10 comments:

Julia said...

Hey Cara,
sounds like you are having a great time with some really great experiences. I can't believe you met monks and they gave you stuff. What is the purpose of shaking a jar with sticks? I think you should totally become a biker monk.

Cara's Mom & Pat said...

FANTASTIC!!!

PHOTOS!
PHOTOS!PHOTOS!
PHOTOS!PHOTOS! PHOTOS!
PHOTOS!PHOTOS!
PHOTOS!

Anonymous said...

Dear Cara ,

Remember (old Budhist saying)- "an elephant is not a motorbike".....please don't speed on one..... and especially no 'pedal to the metal' cause you will only have one very grumpy critter.

Sounds great !!!! Can you get a photo of an elephant lifting you up with it's truck??? Maybe not a good idea from a safety point of view.....

Love
Patrick

Mr David said...

ha! monk with an email address! brilliant!

haha nice one Patrick.... although I don't think elephants can drive trucks!

Cathie from Las Vegas said...

Cara you are having too much fun! Is that possible? You are also an excellant reporter and I hope you are serious about a novel. I never really had any interest in seeing Europe before but now I find myself wanting to go to the Croatia Islands and thereabouts. I would love to take trains rides to everywhere. My secret passion has always been New Zealand! Can I catch a train to there? Maybe an undersea one someday.
Yes, a Budhist Biker for sure.

blue said...

Hah, Cara the biker monk! Makes for a funny mental image that's for sure.

I found this site of Thai vocab - http://www.samui-holidays.com/info/thaivocab.htm which might be of some help.

Who knows about the tonal thing though, that sounds complicated to learn.

Glad you're havin' fun while the rest of us are slaving away at the end of term/semester/whatever :p

Daddy said...

I love your descriptions and details. I hope that you are wearing a helmet on those scooters! Are you around any beach areas? I have heard that the beaches are very beautiful!

Daddy

Anonymous said...

Meme, I can't even imagine the
thrill of seeing and experiencing
all the wonderful things that you
have done. The way you tell and
describe everything, is almost like
being there. We will look forward
to seeing lots of pictures.

Love you lots, honey
Nonie

Anonymous said...

Cara----your travels continue to enthrall me--- what an advenure!!! You really should think about putting all this in book form when you have time...?!? Love every report from you- Aunt Pat from Texas

Damian@Jeffrey.net said...
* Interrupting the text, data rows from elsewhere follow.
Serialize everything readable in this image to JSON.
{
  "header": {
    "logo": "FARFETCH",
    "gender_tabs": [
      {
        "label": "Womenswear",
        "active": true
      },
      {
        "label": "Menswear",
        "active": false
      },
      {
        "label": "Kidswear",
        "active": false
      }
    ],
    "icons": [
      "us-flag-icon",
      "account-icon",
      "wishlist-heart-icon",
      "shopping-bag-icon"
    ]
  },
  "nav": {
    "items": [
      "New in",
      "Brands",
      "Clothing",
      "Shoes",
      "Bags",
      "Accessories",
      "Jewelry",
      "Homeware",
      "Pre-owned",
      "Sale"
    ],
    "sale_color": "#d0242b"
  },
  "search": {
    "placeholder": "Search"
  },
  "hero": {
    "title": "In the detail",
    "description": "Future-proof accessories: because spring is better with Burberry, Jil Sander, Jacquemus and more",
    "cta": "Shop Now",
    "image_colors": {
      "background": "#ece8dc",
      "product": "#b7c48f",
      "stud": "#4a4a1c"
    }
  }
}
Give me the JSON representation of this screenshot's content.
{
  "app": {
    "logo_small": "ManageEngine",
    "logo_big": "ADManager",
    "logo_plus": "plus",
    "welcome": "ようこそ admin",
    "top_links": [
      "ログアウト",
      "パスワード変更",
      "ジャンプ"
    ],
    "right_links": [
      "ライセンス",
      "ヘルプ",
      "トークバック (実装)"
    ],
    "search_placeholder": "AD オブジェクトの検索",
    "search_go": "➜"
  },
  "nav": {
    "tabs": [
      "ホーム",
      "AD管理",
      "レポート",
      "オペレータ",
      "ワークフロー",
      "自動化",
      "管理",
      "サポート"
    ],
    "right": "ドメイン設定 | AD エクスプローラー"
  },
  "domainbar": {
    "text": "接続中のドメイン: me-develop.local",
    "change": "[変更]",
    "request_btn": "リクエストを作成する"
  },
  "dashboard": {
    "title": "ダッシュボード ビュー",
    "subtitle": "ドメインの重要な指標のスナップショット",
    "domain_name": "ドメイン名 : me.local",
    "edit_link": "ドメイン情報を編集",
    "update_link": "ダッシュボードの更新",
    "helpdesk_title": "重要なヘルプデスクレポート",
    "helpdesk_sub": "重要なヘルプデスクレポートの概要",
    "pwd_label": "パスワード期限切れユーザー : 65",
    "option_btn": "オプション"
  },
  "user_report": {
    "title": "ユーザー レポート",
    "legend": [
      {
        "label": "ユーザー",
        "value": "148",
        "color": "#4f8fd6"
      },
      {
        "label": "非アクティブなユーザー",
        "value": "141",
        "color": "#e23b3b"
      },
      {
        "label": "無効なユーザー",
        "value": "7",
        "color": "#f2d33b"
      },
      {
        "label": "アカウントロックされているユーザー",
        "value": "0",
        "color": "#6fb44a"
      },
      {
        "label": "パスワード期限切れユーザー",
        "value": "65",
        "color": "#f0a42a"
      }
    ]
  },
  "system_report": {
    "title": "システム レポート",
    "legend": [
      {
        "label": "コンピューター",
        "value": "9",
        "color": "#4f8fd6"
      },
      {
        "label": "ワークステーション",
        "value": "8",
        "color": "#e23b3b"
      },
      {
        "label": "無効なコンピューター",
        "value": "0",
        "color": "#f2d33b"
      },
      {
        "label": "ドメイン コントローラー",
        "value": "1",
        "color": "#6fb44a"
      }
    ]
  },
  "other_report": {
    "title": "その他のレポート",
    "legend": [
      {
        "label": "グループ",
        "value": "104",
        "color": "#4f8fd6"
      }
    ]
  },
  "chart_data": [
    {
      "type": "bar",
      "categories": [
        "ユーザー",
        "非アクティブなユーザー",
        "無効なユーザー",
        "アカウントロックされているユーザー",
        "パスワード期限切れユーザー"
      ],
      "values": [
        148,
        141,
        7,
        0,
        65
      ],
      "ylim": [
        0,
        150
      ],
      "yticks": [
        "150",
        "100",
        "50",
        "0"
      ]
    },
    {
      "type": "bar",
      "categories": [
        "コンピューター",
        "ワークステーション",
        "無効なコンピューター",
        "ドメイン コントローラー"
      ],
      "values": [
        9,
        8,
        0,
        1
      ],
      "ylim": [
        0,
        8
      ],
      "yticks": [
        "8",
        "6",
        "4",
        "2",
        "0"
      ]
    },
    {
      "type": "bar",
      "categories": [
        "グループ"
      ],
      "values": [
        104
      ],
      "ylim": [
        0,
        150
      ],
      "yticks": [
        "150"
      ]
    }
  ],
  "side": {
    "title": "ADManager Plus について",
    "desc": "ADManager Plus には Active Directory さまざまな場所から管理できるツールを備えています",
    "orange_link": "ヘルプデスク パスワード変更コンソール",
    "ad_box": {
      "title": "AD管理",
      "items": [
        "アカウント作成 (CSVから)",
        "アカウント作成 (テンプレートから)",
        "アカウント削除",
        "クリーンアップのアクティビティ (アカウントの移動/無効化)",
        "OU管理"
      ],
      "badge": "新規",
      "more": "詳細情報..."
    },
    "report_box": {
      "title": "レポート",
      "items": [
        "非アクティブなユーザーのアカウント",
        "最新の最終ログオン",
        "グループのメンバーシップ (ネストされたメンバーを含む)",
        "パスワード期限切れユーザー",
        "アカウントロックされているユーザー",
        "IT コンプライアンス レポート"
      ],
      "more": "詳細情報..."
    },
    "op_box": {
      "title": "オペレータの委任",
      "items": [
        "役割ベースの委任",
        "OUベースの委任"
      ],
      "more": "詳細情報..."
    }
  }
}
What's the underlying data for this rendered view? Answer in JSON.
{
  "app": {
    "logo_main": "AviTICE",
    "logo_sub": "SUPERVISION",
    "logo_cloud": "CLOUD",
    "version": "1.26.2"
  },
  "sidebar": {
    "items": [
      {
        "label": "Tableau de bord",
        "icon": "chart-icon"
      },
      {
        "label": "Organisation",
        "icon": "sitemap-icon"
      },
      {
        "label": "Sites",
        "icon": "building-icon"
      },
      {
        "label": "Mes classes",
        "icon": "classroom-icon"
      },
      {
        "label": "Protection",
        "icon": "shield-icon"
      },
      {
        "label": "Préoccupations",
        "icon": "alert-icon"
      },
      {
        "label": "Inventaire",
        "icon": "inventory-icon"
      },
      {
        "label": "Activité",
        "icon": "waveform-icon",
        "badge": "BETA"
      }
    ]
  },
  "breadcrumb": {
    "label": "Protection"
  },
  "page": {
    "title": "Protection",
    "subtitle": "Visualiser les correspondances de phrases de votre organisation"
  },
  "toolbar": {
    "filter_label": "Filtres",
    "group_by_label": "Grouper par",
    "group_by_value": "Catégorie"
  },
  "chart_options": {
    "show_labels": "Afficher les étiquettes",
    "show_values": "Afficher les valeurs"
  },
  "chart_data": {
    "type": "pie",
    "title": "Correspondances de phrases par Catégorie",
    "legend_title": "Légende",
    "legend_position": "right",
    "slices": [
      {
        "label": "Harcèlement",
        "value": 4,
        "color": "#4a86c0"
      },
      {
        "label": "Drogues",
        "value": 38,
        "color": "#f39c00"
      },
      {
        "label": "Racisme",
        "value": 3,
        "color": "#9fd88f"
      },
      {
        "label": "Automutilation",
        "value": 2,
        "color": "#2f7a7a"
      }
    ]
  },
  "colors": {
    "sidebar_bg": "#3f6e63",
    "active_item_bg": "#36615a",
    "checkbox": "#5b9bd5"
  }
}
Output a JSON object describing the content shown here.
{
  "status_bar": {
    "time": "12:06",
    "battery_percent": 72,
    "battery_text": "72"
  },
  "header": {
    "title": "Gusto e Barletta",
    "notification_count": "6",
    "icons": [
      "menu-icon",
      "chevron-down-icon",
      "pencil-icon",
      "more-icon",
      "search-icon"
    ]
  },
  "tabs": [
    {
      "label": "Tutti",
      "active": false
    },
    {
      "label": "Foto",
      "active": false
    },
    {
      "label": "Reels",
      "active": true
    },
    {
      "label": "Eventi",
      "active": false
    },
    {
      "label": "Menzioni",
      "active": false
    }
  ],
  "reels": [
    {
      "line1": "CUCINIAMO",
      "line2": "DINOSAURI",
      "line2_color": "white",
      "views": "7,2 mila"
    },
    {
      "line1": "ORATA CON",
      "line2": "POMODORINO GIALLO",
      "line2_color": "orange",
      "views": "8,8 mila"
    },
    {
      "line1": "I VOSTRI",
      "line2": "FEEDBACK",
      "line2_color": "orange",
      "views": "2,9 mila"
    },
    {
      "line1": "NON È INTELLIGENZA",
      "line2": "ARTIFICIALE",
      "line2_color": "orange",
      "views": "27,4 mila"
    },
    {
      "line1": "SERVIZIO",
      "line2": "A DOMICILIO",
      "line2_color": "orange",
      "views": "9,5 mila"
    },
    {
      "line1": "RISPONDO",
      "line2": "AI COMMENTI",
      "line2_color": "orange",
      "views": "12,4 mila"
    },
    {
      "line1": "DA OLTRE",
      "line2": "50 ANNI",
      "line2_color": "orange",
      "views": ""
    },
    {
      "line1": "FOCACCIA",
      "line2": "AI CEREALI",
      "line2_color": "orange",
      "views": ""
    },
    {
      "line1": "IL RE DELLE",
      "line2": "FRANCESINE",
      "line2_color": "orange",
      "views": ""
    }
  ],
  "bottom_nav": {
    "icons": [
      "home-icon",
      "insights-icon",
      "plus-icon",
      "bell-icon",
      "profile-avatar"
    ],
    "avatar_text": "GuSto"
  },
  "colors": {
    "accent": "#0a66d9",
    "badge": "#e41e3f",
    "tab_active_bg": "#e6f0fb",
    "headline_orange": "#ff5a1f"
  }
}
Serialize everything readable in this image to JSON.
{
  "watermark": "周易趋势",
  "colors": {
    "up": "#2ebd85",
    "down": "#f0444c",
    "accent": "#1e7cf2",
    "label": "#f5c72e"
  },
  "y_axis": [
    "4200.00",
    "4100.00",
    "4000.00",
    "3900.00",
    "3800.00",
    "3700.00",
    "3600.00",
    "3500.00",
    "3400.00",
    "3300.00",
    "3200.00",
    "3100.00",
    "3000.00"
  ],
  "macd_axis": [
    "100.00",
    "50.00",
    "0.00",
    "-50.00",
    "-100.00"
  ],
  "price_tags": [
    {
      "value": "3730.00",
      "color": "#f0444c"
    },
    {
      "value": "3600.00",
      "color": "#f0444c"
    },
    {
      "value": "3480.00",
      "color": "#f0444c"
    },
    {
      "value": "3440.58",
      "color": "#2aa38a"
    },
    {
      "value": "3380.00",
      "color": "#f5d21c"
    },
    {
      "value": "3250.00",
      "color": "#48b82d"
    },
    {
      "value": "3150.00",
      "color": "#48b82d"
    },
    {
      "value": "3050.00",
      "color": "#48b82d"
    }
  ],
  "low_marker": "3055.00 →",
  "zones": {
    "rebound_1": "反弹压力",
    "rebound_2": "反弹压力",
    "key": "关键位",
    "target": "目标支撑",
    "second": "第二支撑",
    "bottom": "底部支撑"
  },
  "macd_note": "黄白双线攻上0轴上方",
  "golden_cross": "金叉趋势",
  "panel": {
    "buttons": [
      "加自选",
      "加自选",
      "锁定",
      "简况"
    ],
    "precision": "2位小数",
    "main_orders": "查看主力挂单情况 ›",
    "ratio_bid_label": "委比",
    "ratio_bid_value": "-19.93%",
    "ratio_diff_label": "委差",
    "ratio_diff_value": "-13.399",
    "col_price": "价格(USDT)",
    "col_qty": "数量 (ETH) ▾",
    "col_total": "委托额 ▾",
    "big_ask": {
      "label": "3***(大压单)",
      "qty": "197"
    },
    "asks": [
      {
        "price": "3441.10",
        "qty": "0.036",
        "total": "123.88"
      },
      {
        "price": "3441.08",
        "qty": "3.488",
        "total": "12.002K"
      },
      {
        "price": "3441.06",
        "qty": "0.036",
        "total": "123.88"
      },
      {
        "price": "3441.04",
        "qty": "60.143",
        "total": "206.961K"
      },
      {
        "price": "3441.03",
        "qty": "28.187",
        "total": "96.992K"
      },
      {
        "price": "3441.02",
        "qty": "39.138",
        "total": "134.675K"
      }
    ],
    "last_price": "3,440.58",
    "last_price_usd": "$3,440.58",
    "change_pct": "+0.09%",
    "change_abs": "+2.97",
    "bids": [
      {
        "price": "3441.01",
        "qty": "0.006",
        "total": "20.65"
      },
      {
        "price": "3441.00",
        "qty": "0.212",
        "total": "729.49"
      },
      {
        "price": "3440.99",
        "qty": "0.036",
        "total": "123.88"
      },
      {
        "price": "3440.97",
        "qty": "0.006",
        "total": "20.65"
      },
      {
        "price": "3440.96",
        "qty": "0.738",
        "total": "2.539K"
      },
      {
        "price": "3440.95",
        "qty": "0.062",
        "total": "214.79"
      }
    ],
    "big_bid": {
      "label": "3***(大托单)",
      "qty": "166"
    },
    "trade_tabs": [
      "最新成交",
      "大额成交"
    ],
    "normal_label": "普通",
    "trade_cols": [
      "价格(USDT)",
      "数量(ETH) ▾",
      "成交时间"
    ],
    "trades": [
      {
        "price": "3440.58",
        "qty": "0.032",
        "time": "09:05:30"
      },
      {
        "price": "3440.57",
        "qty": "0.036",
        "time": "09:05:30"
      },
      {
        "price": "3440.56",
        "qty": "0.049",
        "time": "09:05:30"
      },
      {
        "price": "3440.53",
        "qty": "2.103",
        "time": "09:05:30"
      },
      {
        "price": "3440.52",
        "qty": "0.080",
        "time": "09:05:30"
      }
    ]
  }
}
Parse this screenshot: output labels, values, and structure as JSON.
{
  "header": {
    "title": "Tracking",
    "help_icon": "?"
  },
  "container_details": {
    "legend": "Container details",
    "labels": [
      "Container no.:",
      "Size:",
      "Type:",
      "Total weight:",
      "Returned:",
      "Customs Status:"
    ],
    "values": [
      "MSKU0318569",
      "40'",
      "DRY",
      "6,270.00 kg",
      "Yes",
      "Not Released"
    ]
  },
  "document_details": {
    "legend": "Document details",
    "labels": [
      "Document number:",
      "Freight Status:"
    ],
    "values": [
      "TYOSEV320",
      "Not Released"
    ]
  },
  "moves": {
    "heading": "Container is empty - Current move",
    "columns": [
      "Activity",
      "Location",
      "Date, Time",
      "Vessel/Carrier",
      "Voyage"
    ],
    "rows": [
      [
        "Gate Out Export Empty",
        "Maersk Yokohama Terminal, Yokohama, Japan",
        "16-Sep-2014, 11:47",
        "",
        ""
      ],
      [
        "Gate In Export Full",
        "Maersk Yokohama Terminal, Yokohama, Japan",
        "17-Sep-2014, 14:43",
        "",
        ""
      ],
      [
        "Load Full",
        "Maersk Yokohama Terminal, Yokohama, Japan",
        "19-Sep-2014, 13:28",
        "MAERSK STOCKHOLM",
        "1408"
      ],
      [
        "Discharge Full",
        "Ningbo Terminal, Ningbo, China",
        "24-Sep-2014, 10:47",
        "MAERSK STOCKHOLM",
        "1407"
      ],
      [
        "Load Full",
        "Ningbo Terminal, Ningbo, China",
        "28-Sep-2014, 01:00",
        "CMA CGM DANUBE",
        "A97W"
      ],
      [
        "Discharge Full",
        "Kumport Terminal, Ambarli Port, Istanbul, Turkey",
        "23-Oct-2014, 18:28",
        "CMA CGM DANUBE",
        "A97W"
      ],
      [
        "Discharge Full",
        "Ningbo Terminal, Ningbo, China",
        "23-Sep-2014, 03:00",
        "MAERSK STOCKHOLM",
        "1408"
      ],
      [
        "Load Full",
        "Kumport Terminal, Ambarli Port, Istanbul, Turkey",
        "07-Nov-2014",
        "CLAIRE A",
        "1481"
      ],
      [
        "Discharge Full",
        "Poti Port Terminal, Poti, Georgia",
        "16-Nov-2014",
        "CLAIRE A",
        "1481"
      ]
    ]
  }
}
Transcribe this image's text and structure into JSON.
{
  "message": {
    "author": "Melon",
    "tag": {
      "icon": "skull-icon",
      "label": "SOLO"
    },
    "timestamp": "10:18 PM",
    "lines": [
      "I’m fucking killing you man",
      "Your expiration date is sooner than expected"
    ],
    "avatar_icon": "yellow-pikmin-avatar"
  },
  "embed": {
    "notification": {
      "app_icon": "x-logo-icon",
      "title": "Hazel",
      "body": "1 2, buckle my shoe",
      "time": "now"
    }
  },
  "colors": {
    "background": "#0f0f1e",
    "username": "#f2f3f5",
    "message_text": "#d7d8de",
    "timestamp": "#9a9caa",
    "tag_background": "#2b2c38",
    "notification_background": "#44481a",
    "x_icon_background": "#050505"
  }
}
Sounds like you guys had an awesome time 3 years ago in Thailand. I too went up the mountain to visit the Wat Phrathat Doi Suthep last week, and also received prediction #11, with same text. Hope it is a real one! :) I liked the blog you guys wrote - quite observant.